After an impressive win on his debut at the Curragh in April, the son of Galileo jumped to the head of the market for Investec Derby and was the warm favourite to take the Group 3 at Chester.
Although he took the honours, he only defeated stable companion Port Douglas by a short head to leave many unconvinced about his Derby credentials.
O'Brien, however, believes he will improve for the run and is confident he will give a good account of himself at Epsom on June 4.
"I know everyone is knocking this horse, but they shouldn't be," O'Brien said. "I was very happy with it (his run at Chester) as often we have one horse that everyone latches on to.
"If we hadn't have ran Port Douglas at Chester, the other horse would have been an eight-length winner and would be a very short price for the Derby.
"At Chester he had to learn more in one race that he should be learning in two or three races.
"He's the horse that's probably open to the most improvement and he'll now have an easy enough time before the Derby.
"I'm just going to hope he's not too babyish and will be able to
"Everyone is knocking this horse, but they shouldn't be. I was very happy with his win at Chester as most the time we have one horse that everyone latches on to but not this year.
"If we hadn't have ran Port Douglas at Chester, US Army Ranger would have been an eight-length winner and would be a very short price for the Derby."
Meanwhile, O'Brien is considering leaving off the headgear when Air Force Blue runs in the Tattersalls Irish 2000 Guineas on Saturday week.
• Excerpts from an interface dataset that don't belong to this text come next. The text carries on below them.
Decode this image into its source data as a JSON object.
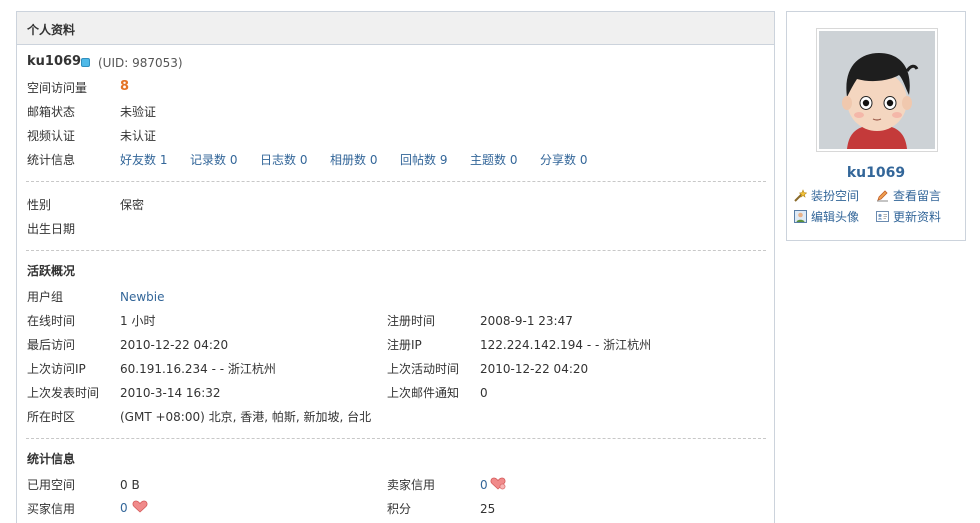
{
  "panel": {
    "title": "个人资料"
  },
  "user": {
    "name": "ku1069",
    "uid": "(UID: 987053)"
  },
  "basic": {
    "visits_label": "空间访问量",
    "visits_value": "8",
    "email_label": "邮箱状态",
    "email_value": "未验证",
    "video_label": "视频认证",
    "video_value": "未认证",
    "stats_label": "统计信息",
    "stats": [
      {
        "label": "好友数 1"
      },
      {
        "label": "记录数 0"
      },
      {
        "label": "日志数 0"
      },
      {
        "label": "相册数 0"
      },
      {
        "label": "回帖数 9"
      },
      {
        "label": "主题数 0"
      },
      {
        "label": "分享数 0"
      }
    ]
  },
  "personal": {
    "gender_label": "性别",
    "gender_value": "保密",
    "birth_label": "出生日期"
  },
  "activity": {
    "title": "活跃概况",
    "group_label": "用户组",
    "group_value": "Newbie",
    "online_label": "在线时间",
    "online_value": "1 小时",
    "reg_time_label": "注册时间",
    "reg_time_value": "2008-9-1 23:47",
    "last_visit_label": "最后访问",
    "last_visit_value": "2010-12-22 04:20",
    "reg_ip_label": "注册IP",
    "reg_ip_value": "122.224.142.194 - - 浙江杭州",
    "last_ip_label": "上次访问IP",
    "last_ip_value": "60.191.16.234 - - 浙江杭州",
    "last_active_label": "上次活动时间",
    "last_active_value": "2010-12-22 04:20",
    "last_post_label": "上次发表时间",
    "last_post_value": "2010-3-14 16:32",
    "last_mail_label": "上次邮件通知",
    "last_mail_value": "0",
    "tz_label": "所在时区",
    "tz_value": "(GMT +08:00) 北京, 香港, 帕斯, 新加坡, 台北"
  },
  "statistics": {
    "title": "统计信息",
    "space_label": "已用空间",
    "space_value": "0 B",
    "seller_label": "卖家信用",
    "seller_value": "0",
    "buyer_label": "买家信用",
    "buyer_value": "0",
    "points_label": "积分",
    "points_value": "25"
  },
  "sidebar": {
    "name": "ku1069",
    "actions": [
      "装扮空间",
      "查看留言",
      "编辑头像",
      "更新资料"
    ]
  },
  "icons": [
    "online-status-icon",
    "wand-icon",
    "pencil-icon",
    "image-icon",
    "profile-card-icon",
    "heart-icon"
  ],
  "colors": {
    "link": "#336699",
    "accent": "#e47427",
    "header_bg": "#f0f0f0",
    "border": "#ccd3dc"
  }
}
The War Front colt was named champion juvenile last term but he was a big disappointment in the 2000 Guineas at Newmarket, finishing 15 lengths behind winner Galileo Gold.
O'Brien does not know if the son of War Front will stay the trip but is planning a change in tactics in the hope of getting the best out of the colt.
"I don't think the tongue tie will be left on. Anything I did for the English Guineas, I won't do again as it was a dramatic failure, really," O'Brien said.
"It was put on because his work was very good, but his second last piece of work I was shocked how quick he was.
"Sometimes when you put a tongue tie on a horse and a cross noseband, it can make them slow down a little bit and he did that straight away in his canters.
"You are making calls all the time and sometimes you can make very bad calls. If you think something will make a horse better, I would always rather do it and not be afraid to say it was the wrong call afterwards. Everything we do is in good faith at the time.
"I would imagine the noseband and the tongue tie will be off. It will be interesting. I still won't believe that he is going to get a mile until I see it, but I would imagine looking at his work recently he is going to travel very strong early. That is his natural way of doing it.
"He wants good ground and he wouldn't run if the ground was soft.
"The Curragh comes at a good time and it sorts out your plans for Ascot. It will be his last chance in a Classic against three-year-olds over a mile. He could make progress to the Curragh and to Ascot."